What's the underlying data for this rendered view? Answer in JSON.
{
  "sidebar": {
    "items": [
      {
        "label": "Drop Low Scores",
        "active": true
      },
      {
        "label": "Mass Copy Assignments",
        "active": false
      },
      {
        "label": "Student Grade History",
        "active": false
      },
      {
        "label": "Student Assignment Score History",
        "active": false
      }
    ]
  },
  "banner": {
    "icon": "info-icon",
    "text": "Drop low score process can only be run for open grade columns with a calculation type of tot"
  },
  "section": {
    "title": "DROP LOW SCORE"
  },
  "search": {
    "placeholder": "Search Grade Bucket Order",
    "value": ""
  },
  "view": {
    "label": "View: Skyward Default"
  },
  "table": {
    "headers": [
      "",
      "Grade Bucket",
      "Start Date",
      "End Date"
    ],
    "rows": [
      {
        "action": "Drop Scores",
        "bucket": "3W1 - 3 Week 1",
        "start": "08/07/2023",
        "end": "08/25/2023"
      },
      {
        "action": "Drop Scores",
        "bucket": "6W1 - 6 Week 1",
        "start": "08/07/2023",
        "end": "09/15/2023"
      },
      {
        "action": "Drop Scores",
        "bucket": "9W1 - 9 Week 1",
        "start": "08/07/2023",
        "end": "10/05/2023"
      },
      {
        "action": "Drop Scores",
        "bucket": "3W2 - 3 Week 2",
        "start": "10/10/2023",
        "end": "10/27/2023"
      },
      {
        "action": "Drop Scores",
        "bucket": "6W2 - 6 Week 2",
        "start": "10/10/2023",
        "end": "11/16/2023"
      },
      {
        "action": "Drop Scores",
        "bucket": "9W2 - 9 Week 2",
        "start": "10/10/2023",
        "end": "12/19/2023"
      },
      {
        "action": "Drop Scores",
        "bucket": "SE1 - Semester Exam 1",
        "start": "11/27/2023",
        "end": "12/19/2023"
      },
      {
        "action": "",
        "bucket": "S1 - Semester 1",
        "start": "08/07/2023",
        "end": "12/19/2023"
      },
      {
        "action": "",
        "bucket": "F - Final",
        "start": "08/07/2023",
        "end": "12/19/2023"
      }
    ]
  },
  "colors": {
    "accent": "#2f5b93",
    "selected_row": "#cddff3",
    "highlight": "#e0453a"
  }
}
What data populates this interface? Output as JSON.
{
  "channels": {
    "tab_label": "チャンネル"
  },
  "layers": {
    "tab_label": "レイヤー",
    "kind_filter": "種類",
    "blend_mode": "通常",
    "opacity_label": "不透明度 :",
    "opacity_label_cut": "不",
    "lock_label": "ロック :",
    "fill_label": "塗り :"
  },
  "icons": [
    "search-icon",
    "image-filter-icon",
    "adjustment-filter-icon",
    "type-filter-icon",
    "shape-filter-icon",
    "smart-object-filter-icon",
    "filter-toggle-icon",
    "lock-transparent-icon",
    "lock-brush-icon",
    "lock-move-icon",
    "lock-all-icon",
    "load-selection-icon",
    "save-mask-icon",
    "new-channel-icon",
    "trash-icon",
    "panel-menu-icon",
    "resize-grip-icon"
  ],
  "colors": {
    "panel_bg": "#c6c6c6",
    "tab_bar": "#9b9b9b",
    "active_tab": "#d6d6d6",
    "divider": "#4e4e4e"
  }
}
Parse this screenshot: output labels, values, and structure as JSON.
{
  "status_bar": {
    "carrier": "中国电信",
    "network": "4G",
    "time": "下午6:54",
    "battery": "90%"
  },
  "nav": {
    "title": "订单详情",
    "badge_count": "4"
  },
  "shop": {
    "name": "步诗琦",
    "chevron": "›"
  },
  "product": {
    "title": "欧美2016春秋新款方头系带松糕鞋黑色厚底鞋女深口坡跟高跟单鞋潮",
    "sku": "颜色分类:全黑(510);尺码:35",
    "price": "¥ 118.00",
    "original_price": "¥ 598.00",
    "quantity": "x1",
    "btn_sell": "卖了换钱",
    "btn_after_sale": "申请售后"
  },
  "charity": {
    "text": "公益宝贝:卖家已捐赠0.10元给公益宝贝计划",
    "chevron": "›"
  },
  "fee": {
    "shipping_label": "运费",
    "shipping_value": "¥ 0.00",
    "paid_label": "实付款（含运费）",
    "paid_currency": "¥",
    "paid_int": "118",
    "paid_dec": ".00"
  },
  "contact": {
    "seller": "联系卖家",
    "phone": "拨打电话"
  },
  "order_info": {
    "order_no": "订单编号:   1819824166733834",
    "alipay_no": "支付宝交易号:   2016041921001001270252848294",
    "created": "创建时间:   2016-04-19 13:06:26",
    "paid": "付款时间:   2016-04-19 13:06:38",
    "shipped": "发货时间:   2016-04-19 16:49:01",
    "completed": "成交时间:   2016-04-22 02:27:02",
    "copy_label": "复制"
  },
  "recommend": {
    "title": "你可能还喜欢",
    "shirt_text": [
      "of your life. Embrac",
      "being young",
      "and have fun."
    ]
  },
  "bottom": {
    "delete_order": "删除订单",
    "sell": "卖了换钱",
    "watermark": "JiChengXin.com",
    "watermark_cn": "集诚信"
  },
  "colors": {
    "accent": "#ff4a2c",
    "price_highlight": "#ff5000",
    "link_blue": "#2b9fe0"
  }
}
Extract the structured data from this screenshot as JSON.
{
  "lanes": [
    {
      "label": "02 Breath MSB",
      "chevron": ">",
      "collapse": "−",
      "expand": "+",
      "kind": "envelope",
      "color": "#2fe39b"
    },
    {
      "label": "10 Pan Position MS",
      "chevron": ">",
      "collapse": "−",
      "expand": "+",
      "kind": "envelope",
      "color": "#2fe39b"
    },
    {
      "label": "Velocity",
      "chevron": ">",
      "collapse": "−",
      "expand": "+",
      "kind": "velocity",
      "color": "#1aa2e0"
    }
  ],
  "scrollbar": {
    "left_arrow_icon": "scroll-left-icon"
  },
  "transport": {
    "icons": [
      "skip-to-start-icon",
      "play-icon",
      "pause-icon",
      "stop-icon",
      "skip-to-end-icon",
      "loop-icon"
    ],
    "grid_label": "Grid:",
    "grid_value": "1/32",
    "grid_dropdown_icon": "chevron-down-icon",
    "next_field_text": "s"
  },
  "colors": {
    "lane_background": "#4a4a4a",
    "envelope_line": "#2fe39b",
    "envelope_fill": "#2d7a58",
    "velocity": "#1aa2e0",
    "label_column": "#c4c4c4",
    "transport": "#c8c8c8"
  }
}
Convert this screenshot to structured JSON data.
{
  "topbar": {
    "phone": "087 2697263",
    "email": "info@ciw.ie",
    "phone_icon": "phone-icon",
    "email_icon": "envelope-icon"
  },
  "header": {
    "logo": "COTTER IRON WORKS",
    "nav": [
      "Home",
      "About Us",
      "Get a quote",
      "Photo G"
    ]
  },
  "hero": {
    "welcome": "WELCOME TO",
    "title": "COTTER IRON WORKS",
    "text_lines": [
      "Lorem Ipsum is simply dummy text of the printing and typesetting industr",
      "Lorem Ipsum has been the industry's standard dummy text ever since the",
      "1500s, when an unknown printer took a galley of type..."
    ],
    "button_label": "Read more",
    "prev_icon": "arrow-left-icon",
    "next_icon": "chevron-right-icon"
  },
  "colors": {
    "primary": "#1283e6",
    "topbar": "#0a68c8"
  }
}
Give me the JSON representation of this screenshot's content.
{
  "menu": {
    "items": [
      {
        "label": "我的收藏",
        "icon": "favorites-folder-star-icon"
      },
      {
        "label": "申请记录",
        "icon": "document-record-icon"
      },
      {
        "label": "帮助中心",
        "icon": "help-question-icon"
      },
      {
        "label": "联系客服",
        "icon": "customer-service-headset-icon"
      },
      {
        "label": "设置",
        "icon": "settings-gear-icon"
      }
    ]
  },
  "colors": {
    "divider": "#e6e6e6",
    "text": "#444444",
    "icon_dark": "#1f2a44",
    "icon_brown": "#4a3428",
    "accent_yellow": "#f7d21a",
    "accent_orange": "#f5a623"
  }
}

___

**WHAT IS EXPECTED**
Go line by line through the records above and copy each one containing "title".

**PROBLEM SOLUTION**
    "title": "DROP LOW SCORE"
    "title": "订单详情",
    "title": "欧美2016春秋新款方头系带松糕鞋黑色厚底鞋女深口坡跟高跟单鞋潮",
    "title": "你可能还喜欢",
    "title": "COTTER IRON WORKS",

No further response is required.